Adults with ADHD may experience difficulties with self-esteem, work performance, and relationships. Adults with ADHD may be oblivious to their condition and experience challenges in completing everyday tasks. The symptoms can change as time goes on. Some people find that their symptoms get better as they get older, but others still have trouble.

The executive functions, a set of mental abilities, are responsible for the emergence of ADHD symptoms. The executive functions involve various processes in the brain’s frontal areas. It regulates essential activities for achieving goals, creative/routine work, and behavior by evaluating potential consequences (executive functions).

ADHD Treatment

Treatment of ADHD In Adult

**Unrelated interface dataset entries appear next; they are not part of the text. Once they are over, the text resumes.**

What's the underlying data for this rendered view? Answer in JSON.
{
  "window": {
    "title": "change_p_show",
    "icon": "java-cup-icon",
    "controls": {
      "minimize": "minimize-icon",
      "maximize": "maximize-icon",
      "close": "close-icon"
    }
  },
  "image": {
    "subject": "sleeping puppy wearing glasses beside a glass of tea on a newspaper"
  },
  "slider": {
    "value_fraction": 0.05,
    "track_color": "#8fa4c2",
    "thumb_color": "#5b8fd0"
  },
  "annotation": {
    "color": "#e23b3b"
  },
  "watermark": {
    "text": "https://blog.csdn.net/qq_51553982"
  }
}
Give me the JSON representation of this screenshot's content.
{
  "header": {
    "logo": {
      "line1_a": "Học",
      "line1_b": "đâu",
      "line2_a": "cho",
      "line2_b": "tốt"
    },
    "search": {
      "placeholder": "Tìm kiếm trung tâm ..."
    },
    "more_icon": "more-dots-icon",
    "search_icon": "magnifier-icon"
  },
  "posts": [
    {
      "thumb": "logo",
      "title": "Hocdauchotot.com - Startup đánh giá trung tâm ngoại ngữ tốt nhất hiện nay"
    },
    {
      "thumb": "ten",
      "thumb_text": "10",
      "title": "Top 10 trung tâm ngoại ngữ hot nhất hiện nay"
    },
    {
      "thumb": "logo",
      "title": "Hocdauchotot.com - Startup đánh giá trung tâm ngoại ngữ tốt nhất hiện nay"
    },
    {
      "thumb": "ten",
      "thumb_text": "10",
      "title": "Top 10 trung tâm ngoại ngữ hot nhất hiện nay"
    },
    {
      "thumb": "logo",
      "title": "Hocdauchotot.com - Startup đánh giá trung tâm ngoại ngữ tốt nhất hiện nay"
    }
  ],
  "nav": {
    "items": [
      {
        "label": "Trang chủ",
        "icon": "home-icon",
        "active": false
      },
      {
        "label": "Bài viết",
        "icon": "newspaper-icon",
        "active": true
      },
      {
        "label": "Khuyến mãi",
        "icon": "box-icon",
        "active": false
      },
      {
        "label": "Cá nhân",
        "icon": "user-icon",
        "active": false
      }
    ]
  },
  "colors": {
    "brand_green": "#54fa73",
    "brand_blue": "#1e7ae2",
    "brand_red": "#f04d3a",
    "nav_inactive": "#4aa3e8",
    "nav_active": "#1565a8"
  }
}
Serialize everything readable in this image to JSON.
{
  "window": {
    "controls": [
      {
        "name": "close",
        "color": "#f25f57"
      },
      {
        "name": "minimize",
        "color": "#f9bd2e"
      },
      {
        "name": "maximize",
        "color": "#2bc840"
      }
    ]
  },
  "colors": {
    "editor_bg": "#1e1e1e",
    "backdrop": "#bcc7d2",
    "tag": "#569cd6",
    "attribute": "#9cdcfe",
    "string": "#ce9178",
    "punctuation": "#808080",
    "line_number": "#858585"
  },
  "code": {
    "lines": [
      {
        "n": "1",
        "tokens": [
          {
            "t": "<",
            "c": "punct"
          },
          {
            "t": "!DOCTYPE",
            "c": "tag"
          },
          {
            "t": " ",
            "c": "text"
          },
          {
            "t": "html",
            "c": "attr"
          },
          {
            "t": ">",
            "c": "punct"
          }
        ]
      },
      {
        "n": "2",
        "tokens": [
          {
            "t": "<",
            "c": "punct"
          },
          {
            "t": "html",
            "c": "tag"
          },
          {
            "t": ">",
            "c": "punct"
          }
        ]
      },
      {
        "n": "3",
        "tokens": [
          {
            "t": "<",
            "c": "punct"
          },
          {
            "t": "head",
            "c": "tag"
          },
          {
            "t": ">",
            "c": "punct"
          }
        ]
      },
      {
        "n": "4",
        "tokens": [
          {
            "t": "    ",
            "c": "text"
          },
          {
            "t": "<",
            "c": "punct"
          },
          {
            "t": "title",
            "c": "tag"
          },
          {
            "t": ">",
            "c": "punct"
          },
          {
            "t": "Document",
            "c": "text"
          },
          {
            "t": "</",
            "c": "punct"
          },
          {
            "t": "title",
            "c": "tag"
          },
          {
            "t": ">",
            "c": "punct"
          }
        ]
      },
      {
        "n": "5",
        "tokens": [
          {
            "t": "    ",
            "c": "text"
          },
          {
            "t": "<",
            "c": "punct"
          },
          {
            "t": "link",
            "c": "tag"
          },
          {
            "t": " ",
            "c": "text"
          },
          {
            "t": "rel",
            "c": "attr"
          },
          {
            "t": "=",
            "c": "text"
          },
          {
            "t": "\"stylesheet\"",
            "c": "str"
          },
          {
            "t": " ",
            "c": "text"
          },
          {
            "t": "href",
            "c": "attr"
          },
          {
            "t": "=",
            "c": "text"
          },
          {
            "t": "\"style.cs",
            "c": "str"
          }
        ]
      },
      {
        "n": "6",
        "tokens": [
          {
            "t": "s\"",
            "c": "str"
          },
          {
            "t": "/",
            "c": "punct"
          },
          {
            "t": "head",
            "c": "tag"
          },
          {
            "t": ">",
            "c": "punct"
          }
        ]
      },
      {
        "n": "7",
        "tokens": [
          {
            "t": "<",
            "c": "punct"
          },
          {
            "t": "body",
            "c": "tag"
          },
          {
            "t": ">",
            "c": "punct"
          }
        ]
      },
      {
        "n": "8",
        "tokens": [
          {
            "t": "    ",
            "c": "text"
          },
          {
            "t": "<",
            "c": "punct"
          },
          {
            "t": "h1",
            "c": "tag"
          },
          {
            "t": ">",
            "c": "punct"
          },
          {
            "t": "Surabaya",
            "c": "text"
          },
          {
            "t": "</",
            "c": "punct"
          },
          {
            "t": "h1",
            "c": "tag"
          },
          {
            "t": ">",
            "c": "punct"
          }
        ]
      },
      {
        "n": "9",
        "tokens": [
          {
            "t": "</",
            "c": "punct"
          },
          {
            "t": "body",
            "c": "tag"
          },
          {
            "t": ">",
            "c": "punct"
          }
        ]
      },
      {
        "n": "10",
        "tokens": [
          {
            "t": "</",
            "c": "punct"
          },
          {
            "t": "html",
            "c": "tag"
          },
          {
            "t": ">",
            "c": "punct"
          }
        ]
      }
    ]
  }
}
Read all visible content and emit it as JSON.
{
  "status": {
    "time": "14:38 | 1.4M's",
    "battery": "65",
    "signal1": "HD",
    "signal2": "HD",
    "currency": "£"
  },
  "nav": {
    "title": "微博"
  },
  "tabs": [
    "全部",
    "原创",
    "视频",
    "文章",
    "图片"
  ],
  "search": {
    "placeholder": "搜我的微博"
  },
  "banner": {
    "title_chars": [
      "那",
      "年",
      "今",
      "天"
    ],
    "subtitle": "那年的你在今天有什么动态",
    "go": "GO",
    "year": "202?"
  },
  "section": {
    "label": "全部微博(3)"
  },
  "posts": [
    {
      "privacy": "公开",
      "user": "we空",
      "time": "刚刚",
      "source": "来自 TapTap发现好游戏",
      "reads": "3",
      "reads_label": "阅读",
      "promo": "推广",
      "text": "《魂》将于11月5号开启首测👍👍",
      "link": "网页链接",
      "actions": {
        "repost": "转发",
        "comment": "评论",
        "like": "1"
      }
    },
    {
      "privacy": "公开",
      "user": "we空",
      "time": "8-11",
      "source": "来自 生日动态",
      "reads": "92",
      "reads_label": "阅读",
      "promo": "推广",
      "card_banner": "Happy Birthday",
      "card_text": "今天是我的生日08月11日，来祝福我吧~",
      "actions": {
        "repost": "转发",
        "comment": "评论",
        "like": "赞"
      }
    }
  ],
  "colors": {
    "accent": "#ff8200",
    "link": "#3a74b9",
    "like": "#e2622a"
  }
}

A mix of stimulants, non-stimulant drugs, and behavioral therapy can treat ADHD. According to the CDC, 62 of ADHD adults receive medication, and 37 undergo behavioral therapy. 

Stimulants and non-stimulants medications:

Stimulant drugs like Ritalin and Adderall work by elevating levels of dopamine and norepinephrine in the brain. This helps, them pay more attention and be less hyperactive and impulsive. Doctors consider these medications safe and effective. 

Atomoxetine (Strattera) and guanfacine (Intuniv) treat ADHD without using stimulants. These drugs target brain neurotransmitters and may be an option for stimulant-sensitive people.

Behavioral therapies:  

Cognitive-behavioral therapy (CBT): It identifies negative patterns and behaviors contributing to symptoms and replaces them with positive ones. CBT may also involve teaching people how to deal with stress better, solve problems, and make decisions.  

Social Skills Training: This therapy teaches how to start and maintain conversations, read social cues, and create friends.

Mindfulness: Treatments can help ADHDers manage their emotions and stress. This can include practices such as meditation, breathing exercises, and yoga.


ADHD affects attention and behavior control. It’s caused by biological, social, and psychological factors, including genetics.ADHD in adults can be inattention, hyperactivity/impulsivity, or both. From mild to severe, severity can affect daily life. ADHD can happen at the same time as other mental health problems. Only a medical professional can diagnose ADHD. Treatment options include medication, therapy, and lifestyle changes.

Share this post